A gloriously twisted story about class, greed, and deception. Bong Joon Ho’s film subtly morphs from a comedy and into a thriller, and (at times) it’ll dip its toes in the horror genre pool. There is no real way to put PARASITE in a box or even find a way to classify it.
[TIFF Review] ‘THE PERSONAL HISTORY OF DAVID COPPERFIELD’ – Dev Patel is back in top form with a whimsical big fish tale
THE PERSONAL HISTORY OF DAVID COPPERFIELD is the perfect Sunday afternoon picnic film. A perfectly friendly trip to a corner of Dickens’ work that’s nothing more than a wistful form of entertainment. If this is what it’s like to adapt classic British literature with modern values, sign Iannucci up to direct more projects just like this, please.
[TIFF Review] ‘HUMAN CAPITAL’ sees an exceptional ensemble driving an intriguing story with disappointing results
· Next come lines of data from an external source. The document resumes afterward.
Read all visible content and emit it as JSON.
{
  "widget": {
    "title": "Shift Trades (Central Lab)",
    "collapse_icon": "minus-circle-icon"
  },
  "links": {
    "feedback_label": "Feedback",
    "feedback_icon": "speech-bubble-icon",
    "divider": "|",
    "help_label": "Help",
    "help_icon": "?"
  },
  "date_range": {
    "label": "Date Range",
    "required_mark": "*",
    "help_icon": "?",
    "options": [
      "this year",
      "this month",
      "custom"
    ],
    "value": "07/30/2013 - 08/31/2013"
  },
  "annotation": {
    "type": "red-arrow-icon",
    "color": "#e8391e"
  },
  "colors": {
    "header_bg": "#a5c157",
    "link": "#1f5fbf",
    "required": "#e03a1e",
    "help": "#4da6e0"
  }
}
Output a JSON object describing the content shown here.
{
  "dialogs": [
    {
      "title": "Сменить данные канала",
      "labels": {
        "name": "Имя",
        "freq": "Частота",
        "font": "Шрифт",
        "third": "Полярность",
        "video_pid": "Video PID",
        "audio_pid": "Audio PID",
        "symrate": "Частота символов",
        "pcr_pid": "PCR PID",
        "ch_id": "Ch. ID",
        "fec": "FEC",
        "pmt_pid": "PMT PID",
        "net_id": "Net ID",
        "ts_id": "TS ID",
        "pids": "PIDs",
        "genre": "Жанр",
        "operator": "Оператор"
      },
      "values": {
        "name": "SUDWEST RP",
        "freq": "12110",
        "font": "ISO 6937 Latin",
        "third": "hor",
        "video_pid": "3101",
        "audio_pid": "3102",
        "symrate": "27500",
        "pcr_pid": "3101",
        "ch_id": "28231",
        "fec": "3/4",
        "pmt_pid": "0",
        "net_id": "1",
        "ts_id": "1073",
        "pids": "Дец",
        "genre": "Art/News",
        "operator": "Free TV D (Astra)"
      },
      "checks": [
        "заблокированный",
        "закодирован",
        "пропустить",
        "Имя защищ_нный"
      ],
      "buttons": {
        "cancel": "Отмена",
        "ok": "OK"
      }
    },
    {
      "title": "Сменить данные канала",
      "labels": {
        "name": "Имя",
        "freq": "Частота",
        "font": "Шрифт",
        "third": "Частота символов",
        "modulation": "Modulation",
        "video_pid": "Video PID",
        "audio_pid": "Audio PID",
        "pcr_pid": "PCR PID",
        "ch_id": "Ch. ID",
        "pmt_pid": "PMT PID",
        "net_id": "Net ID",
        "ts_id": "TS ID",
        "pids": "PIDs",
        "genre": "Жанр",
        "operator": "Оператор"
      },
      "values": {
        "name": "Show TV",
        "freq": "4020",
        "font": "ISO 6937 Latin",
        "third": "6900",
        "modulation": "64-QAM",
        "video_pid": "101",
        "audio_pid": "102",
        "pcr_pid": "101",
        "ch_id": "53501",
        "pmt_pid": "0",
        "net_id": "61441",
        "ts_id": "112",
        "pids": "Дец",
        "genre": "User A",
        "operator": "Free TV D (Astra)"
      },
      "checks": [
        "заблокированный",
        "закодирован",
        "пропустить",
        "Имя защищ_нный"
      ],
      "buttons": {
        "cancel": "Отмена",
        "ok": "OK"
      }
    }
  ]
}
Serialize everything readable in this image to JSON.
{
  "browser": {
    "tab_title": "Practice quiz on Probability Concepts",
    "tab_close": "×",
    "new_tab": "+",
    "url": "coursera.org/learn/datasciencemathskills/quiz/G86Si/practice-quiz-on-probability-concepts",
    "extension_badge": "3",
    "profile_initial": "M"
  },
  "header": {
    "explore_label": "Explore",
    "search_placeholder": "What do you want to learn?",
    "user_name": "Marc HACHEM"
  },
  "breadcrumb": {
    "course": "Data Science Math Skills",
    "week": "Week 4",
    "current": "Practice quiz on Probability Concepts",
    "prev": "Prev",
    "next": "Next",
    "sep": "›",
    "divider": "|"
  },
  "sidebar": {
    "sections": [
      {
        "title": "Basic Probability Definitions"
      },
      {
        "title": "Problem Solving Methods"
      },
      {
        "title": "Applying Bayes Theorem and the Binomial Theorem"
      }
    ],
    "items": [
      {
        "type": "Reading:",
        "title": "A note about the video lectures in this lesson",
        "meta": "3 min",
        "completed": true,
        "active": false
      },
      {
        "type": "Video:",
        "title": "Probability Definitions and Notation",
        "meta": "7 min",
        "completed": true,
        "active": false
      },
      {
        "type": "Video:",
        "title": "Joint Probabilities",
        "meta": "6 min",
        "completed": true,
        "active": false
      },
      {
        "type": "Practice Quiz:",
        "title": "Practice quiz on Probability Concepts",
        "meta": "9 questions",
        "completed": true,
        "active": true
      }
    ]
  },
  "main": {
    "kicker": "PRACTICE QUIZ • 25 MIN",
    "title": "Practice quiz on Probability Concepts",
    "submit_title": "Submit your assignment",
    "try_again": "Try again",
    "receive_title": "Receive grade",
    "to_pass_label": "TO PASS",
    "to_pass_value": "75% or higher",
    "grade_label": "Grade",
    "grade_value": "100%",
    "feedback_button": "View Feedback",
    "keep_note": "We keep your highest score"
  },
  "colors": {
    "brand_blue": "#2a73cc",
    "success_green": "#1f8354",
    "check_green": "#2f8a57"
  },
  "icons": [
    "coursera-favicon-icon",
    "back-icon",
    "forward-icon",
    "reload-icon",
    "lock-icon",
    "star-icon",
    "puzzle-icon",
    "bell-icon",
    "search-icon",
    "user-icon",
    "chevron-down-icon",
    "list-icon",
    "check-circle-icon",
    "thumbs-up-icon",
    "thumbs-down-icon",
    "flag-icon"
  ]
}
The film boasts an impressive cast, including Liev Scheider, Marisa Tomei, Peter Sarsgaard, Alex Wolfe, and STRANGER THINGS breakout star Maya Hawke. They are all attempting to craft characters who have an incredible amount of depth. But unfortunately, the film doesn’t support them and sees their characters swimming in ludicrousness.
Australia has developed an active roster of filmmakers. Often these talents craft harsh films that can reward viewers with an artistic vision. From the brutality of Jennifer Kent’s THE NIGHTINGALE to the spectacle of George Miller’s MAD MAX: FURY ROAD – even Baz Luhrman’s voice has resonated with audiences – filmmakers from the Land Down Under mine from a region that has a wealth of historic mythos. And that is precisely what director Justin Kurzel does with his latest film, TRUE HISTORY OF THE KELLY GANG.
James Clay // Film Critic CLEMENCY Rated R, 109 minutes.Director: Chinonye Chukwu Cast: Alfrie Woodard, Aldis Hodge, Danielle Brooks and Wendell Pierce TORONTO – Chinoye Chukwu’s film CLEMENCY represents the most sobering aspects of the criminal justice system. Taking place largely inside the walls of an unknown prison’s death row unit, a reluctant...
There has never been anything quite like THE LIGHTHOUSE. Robert Eggers’ highly anticipated follow-up to THE VVITCH operates on another planet.